What if home ownership was introduced, even with a minimal payment, or mortgage geared to income? It saddens me when I see the home of an elder reverted back to the band, with no option for the family to cherish that home, or reside there to remember their passed loved one, and that is a common occurrence on most communities. We cherish the things we had to work hard to attain. It is human nature. Would it not be amazing to give our youth the hope of having their own home one day?
What if federal funds were available for TRUE community capacity building, to fund such things as the purchase of equipment and the creation of opportunities like the Public Works building, the gas bar and the moose locker? Again, much harder on a Northern res where everything including the equipment must be flown in but … possible?
At the end of the day I don’t have the answers but I have hope, and I have a voice and a pen (or keyboard). Let’s start talking about what has worked, from the communities that are trying to find a way, from the First Nations themselves. Empowerment is what the First Nations need. Saving us won’t work. Telling us what to do won’t work. Help us instead to find what does … because we all agree things have to change. No one can afford to be “Idle No More” in my humble opinion.

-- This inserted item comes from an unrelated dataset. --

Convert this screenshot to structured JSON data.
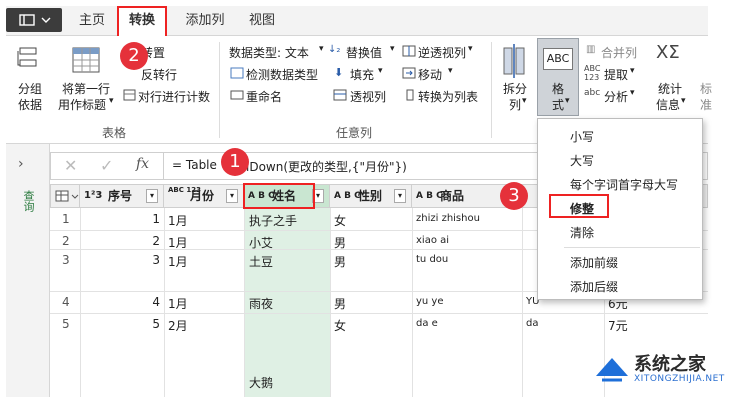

Sandi Boucher is a published author, motivational speaker and a proud member of Seine River First Nation in Northwestern Ontario. For more information on Sandi and her work, please check out http://www.traditionallyspeaking.ca